There are probably few if any cases where absolutely no one came to a new attraction, but one can think of any number where not enough people turned up and the attractions slowly faded away.An article written in 1999 by Rob Hall of Envirometrics in Australia addressed the issue of forecasting visitor numbers and it contained thought provoking comments and some useful principles for considering this knotty and difficult subject, even though written 12 years ago. It can be found here.
Carefully conducted surveys of the market, rigorous profiling of the resident population within various drive times of the attraction, combined with focus groups can give very useful indications of future market response. History has shown however that unless the sources of information are interpreted with skill, there is a high risk of expecting more visitors at the door than will actually arrive. It sometimes needs a strong minded consultant with a well argued case, to convince the client that he (or she) if not 'barking' then is at least being over optimistic!
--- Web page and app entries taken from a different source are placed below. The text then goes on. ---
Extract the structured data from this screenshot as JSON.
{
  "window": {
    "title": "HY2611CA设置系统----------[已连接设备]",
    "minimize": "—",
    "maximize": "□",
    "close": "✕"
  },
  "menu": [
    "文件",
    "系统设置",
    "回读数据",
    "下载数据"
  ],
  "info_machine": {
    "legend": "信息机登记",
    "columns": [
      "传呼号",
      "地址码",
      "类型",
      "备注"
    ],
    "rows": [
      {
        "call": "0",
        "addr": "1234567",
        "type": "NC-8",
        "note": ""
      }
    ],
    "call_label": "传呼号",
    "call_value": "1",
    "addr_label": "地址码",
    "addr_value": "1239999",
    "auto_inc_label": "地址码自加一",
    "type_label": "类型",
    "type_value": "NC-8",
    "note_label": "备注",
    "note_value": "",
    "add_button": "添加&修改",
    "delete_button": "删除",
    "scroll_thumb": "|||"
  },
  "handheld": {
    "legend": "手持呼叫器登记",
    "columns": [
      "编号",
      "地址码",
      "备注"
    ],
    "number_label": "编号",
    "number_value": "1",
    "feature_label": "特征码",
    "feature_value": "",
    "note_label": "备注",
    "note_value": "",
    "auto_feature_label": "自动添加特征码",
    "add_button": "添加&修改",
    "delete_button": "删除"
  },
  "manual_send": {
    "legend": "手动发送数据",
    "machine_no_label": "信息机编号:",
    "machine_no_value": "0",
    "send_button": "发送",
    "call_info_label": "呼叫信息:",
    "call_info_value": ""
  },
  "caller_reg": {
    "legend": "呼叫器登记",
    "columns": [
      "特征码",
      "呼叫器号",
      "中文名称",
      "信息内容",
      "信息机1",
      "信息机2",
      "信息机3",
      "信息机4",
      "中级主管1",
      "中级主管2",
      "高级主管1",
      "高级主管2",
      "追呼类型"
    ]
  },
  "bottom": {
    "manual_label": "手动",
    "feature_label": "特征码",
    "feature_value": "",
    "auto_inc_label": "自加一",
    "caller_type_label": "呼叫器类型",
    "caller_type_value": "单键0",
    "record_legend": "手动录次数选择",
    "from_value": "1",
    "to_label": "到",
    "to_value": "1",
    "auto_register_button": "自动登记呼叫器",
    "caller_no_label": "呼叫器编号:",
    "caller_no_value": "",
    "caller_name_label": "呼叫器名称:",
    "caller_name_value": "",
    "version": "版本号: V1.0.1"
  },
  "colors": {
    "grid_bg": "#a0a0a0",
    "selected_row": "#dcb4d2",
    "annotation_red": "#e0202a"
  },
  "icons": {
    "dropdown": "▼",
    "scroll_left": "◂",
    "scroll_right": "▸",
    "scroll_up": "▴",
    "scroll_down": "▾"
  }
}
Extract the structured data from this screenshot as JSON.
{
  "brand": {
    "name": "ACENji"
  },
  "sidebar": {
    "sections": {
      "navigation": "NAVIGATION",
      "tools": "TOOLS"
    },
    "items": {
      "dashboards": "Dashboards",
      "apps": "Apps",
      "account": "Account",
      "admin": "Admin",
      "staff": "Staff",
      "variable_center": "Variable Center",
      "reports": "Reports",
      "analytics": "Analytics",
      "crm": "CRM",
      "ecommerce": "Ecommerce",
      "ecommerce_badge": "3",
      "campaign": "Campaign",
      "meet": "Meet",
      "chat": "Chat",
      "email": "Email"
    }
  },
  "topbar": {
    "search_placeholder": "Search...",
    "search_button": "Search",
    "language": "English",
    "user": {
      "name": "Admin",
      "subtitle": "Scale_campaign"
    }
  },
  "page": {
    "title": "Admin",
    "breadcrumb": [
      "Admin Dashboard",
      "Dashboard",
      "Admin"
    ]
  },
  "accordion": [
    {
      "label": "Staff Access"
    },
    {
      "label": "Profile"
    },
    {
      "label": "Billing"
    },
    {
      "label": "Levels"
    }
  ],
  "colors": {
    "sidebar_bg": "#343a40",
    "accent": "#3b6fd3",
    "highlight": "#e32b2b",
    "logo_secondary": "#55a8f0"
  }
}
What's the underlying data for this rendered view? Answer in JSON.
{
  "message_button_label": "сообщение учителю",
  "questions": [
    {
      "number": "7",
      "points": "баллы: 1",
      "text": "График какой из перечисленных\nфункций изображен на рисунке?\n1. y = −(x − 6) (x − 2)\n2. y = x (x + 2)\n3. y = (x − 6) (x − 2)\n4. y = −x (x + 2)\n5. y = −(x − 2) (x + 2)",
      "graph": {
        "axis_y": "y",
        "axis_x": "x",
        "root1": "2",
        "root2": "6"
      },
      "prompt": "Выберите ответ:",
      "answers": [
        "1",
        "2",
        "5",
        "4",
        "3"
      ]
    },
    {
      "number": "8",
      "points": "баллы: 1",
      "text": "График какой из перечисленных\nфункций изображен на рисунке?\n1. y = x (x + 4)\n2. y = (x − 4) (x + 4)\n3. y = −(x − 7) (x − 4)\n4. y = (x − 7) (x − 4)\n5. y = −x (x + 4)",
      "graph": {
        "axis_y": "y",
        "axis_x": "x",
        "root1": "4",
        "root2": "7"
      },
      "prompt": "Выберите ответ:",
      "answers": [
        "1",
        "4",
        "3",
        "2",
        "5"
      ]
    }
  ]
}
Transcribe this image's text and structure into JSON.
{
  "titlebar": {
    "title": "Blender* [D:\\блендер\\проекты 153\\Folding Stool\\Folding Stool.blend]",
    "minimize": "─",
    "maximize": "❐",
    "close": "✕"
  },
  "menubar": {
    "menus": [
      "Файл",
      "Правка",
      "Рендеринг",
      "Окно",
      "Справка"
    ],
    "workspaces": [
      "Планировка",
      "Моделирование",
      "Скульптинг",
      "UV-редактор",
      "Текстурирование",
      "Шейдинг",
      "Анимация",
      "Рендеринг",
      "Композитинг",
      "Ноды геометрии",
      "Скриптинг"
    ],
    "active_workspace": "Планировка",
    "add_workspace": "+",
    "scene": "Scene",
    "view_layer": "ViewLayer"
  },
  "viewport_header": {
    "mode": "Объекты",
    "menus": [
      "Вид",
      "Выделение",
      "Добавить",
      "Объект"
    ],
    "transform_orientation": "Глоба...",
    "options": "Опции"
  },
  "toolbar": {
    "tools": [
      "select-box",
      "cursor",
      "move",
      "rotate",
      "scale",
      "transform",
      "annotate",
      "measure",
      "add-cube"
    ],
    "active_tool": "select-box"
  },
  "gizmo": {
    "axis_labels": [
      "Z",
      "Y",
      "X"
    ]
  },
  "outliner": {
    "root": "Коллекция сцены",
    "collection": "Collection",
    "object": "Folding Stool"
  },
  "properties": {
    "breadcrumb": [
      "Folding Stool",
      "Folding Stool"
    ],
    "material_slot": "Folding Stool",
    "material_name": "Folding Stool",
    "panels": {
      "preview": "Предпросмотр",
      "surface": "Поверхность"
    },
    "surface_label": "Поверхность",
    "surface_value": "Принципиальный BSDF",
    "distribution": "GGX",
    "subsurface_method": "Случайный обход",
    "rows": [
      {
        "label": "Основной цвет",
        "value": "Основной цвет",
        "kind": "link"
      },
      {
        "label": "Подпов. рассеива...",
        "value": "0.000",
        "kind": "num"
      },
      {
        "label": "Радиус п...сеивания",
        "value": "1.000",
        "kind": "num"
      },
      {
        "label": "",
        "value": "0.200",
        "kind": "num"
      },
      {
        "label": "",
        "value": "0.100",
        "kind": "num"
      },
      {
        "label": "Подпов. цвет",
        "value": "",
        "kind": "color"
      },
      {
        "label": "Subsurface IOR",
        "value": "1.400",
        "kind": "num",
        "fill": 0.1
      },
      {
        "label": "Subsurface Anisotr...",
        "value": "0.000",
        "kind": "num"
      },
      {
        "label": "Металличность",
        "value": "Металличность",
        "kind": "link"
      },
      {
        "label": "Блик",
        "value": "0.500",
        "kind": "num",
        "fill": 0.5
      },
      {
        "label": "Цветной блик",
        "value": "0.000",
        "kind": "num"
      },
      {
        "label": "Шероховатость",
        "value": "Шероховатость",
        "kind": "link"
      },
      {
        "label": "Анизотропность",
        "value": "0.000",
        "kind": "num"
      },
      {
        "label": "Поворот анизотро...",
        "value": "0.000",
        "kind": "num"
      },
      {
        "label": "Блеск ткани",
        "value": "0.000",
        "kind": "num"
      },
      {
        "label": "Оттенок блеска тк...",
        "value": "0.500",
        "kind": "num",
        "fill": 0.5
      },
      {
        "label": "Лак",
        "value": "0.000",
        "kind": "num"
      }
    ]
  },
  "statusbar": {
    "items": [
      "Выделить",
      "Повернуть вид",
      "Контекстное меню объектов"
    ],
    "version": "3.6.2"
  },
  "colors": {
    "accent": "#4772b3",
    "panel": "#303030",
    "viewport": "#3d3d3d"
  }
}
Friday, 29 April 2011
Friday, 15 April 2011
Pembroke Dock Sunderland Trust, a group on Flickr.Photographs celebrating the heritage and achievements of Attract clients - Pembroke Dock Sunderland Trust